### Problem details
The listing below must be copied exactly and in full.

### Material for this exercise
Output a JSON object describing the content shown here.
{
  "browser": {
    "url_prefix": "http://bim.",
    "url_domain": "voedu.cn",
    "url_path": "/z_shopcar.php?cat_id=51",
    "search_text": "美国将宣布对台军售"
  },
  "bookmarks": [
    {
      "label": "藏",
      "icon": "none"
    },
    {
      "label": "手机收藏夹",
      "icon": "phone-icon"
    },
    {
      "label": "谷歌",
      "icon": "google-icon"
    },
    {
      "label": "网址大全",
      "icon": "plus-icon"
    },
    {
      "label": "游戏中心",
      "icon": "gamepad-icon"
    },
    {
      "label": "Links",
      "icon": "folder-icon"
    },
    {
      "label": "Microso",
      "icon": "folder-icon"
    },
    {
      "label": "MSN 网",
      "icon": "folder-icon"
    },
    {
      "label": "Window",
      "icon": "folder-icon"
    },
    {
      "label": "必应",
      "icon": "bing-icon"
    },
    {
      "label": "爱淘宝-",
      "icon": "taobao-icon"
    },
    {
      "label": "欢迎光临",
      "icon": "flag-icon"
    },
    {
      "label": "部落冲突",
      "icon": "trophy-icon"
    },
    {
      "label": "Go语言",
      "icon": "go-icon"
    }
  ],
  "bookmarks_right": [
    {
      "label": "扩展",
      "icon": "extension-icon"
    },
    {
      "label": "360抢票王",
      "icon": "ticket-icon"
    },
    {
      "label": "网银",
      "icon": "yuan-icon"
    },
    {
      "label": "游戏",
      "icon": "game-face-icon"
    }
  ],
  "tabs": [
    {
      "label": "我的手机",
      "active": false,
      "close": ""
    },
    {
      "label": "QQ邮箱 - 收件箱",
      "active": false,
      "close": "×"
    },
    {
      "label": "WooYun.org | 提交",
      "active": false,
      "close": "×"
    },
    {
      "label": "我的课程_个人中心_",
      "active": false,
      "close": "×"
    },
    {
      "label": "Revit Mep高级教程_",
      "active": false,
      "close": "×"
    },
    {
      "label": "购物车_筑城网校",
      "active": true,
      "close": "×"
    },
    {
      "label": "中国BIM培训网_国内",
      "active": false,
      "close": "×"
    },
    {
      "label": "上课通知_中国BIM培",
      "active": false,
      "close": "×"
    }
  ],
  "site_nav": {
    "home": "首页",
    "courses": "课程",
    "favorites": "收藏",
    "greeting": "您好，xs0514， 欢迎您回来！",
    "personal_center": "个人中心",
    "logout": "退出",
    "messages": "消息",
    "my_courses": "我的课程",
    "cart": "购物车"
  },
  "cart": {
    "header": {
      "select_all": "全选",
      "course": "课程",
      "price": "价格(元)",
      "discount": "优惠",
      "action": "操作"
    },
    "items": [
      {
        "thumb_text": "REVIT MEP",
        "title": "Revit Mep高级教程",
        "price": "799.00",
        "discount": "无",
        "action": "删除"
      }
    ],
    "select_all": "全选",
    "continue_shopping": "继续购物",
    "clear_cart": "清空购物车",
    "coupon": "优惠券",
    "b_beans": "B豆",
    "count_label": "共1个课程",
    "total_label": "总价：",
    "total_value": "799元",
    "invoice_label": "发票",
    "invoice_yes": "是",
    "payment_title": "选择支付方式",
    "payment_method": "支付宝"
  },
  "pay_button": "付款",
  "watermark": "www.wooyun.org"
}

### Written answer
Output a JSON object describing the content shown here.
{
  "browser": {
    "url_prefix": "http://bim.",
    "url_domain": "voedu.cn",
    "url_path": "/z_shopcar.php?cat_id=51",
    "search_text": "美国将宣布对台军售"
  },
  "bookmarks": [
    {
      "label": "藏",
      "icon": "none"
    },
    {
      "label": "手机收藏夹",
      "icon": "phone-icon"
    },
    {
      "label": "谷歌",
      "icon": "google-icon"
    },
    {
      "label": "网址大全",
      "icon": "plus-icon"
    },
    {
      "label": "游戏中心",
      "icon": "gamepad-icon"
    },
    {
      "label": "Links",
      "icon": "folder-icon"
    },
    {
      "label": "Microso",
      "icon": "folder-icon"
    },
    {
      "label": "MSN 网",
      "icon": "folder-icon"
    },
    {
      "label": "Window",
      "icon": "folder-icon"
    },
    {
      "label": "必应",
      "icon": "bing-icon"
    },
    {
      "label": "爱淘宝-",
      "icon": "taobao-icon"
    },
    {
      "label": "欢迎光临",
      "icon": "flag-icon"
    },
    {
      "label": "部落冲突",
      "icon": "trophy-icon"
    },
    {
      "label": "Go语言",
      "icon": "go-icon"
    }
  ],
  "bookmarks_right": [
    {
      "label": "扩展",
      "icon": "extension-icon"
    },
    {
      "label": "360抢票王",
      "icon": "ticket-icon"
    },
    {
      "label": "网银",
      "icon": "yuan-icon"
    },
    {
      "label": "游戏",
      "icon": "game-face-icon"
    }
  ],
  "tabs": [
    {
      "label": "我的手机",
      "active": false,
      "close": ""
    },
    {
      "label": "QQ邮箱 - 收件箱",
      "active": false,
      "close": "×"
    },
    {
      "label": "WooYun.org | 提交",
      "active": false,
      "close": "×"
    },
    {
      "label": "我的课程_个人中心_",
      "active": false,
      "close": "×"
    },
    {
      "label": "Revit Mep高级教程_",
      "active": false,
      "close": "×"
    },
    {
      "label": "购物车_筑城网校",
      "active": true,
      "close": "×"
    },
    {
      "label": "中国BIM培训网_国内",
      "active": false,
      "close": "×"
    },
    {
      "label": "上课通知_中国BIM培",
      "active": false,
      "close": "×"
    }
  ],
  "site_nav": {
    "home": "首页",
    "courses": "课程",
    "favorites": "收藏",
    "greeting": "您好，xs0514， 欢迎您回来！",
    "personal_center": "个人中心",
    "logout": "退出",
    "messages": "消息",
    "my_courses": "我的课程",
    "cart": "购物车"
  },
  "cart": {
    "header": {
      "select_all": "全选",
      "course": "课程",
      "price": "价格(元)",
      "discount": "优惠",
      "action": "操作"
    },
    "items": [
      {
        "thumb_text": "REVIT MEP",
        "title": "Revit Mep高级教程",
        "price": "799.00",
        "discount": "无",
        "action": "删除"
      }
    ],
    "select_all": "全选",
    "continue_shopping": "继续购物",
    "clear_cart": "清空购物车",
    "coupon": "优惠券",
    "b_beans": "B豆",
    "count_label": "共1个课程",
    "total_label": "总价：",
    "total_value": "799元",
    "invoice_label": "发票",
    "invoice_yes": "是",
    "payment_title": "选择支付方式",
    "payment_method": "支付宝"
  },
  "pay_button": "付款",
  "watermark": "www.wooyun.org"
}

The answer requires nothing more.